▶ [Problem description]: All lines in the data below carrying the string "label" are to be located and copied.

▶ [Material for this exercise]:

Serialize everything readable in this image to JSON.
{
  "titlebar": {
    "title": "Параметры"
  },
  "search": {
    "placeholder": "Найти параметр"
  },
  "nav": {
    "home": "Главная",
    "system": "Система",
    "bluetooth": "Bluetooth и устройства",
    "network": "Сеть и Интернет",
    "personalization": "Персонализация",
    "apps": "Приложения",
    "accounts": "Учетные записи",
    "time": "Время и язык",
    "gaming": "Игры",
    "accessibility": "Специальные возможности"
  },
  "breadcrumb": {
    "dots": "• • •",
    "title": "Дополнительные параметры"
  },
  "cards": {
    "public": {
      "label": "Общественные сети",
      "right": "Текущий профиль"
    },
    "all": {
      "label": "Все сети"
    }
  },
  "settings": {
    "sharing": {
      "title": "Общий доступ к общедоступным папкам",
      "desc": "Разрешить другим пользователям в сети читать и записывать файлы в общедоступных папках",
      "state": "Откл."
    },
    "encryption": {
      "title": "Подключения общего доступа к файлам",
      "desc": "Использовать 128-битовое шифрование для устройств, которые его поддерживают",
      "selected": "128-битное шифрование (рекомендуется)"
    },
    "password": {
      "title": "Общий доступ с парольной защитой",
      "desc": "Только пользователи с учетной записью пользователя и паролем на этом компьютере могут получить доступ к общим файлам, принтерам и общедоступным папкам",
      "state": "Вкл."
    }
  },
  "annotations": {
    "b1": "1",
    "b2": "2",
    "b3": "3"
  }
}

▶ [Result]:
      "label": "Общественные сети",
      "label": "Все сети"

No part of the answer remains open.